It is touted by those who disdain the terrestrial, by those who high-handedly dismiss the si quis ferro, those who seek to master temporality rather than remove one’s self from it, that all which is or can be mechanically defined is of a lesser inherent value than that which is of a supranatural ordering. Thus, let us consider the following hypothetical.
It has come to light that all those principles and precepts and effects which had previously been attributed to any and all sources outside of the tangible and terrestrial have been discovered as being part and parcel of but a single, unifying, mechanical process.
This is obviously not the case, but if it were, would this in any way deprive such precepts of their power or importance? No – quite the opposite! For what, after all, is a machine but a method for the magnification of human force and will! For if our conscious minds are the product of ethereal souls then they are likely beyond the reach of tinkering. If fallen, we remain fallen forever. But if our minds arise solely as a mechanical process then they are amenable to modulation and if they are amenable to modulation they are amenable to improvement.
Understanding this we come to a realization – there are few enough men who seek anything other than improvement. All questions regarding the improvement of what within or surrounding Man as well as all queries regarding how such improvements can be carried out are initially immaterial. Bridges, after all, can only be crossed upon their completion.
Such is our guiding purpose.
In mechanical improvement there is an objective grounding for not just the individual, but all of Mankind. With these precepts in mind our tower has both foundation and purpose. Let us build it to the sky.
Having thus found both foundation and general purpose a question then arises – improvement of what and to what end? The answer is surprisingly simple and only this: the first and most important trajectory of improvement should ever lie upon the individual, for the man that can not improve himself can in no wise improve another. One does not charge a fool with the education of the sage.
Axiom: Improvement can only be achieved through purpose.
Even if one’s purpose is only to generate or discover a purpose then time is wasted not. But if one knows not what one’s purpose is, befuddled by meaning entire, then such a being is truly lost. He swims upon the surface of a stormy sea, fearing no thing higher than the roiling blackness beneath, for despite its hidden wonders the swimmer knows nothing of swimming nor the holding of breath!
The clever swimmer, in contrast, knows how to swim, how long he can hold his breath and how deep he can dive before ever submerging.

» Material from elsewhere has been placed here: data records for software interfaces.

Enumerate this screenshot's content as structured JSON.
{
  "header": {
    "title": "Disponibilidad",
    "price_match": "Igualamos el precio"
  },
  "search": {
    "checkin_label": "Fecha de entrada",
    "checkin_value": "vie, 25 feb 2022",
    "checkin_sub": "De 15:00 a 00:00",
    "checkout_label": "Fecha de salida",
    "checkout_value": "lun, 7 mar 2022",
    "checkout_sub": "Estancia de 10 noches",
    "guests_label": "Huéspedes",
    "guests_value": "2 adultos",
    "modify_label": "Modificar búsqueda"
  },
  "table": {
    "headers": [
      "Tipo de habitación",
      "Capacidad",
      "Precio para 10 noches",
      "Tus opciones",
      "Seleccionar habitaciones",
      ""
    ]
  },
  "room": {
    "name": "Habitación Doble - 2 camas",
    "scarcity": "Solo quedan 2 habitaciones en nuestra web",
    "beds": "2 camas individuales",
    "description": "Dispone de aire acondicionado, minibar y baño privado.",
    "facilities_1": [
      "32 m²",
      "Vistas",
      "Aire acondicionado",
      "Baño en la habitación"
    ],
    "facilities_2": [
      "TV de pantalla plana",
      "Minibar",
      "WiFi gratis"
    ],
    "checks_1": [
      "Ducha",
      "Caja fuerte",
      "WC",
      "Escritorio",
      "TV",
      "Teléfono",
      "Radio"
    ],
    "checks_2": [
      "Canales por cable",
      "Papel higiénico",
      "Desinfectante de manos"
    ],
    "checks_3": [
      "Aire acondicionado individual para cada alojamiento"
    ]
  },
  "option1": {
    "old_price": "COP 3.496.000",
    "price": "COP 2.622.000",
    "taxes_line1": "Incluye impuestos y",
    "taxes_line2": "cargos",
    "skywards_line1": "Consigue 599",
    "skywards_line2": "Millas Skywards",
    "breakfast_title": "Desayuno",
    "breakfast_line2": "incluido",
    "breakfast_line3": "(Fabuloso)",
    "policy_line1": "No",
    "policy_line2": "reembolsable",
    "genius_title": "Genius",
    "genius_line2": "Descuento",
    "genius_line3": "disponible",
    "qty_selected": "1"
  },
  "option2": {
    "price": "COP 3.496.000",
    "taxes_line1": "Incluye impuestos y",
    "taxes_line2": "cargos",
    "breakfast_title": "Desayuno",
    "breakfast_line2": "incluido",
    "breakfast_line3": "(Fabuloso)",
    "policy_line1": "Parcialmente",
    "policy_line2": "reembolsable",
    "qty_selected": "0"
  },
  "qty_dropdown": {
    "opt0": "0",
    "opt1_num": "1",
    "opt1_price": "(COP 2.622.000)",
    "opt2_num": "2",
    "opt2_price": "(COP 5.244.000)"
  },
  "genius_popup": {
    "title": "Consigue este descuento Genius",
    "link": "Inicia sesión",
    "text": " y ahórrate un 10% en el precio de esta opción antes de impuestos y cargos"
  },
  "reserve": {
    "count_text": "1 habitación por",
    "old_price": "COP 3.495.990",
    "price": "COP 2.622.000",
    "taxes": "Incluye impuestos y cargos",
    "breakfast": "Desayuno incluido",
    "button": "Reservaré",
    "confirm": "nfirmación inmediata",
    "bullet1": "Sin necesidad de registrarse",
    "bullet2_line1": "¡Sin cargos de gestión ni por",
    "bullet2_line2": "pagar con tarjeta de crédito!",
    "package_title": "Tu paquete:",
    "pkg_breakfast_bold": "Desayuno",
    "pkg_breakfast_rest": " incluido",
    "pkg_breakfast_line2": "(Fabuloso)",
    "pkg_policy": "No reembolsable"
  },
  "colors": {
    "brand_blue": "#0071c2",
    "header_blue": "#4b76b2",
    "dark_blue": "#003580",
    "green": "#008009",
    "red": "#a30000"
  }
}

Improvement through purpose to further purpose. Such things are not static to man.
Previously we have employed “Mankind” – a hyperbolic oversimplification.
All projects are contained under the rubric of value alignment. Most all of that which a man might recognize about himself can be changed, but only through the rigorous process of sanding. For man is like a great and unwieldy slab of granite, heavy, hard but unseemly and purposeless – to him we take the chisel! For it is not enough to be but cogs and gears and granite without form. From the granite – a statue. From the whirling gadgetry – a machine. Again, these are not static in their dimensionality, despite all appearances to the contrary. Cometh a predictable outcry of opposition, “What about the value of life? All men value life!” To which I would reply: All men, for however brief a time, wish to live. They do not, all too often, know why. Here impulse is suzerain. Even the suicidal take their life with utmost hesitation. The problem to be solved then is whether or not impulse is akin to value. The answer is that the valuing process is an impulse.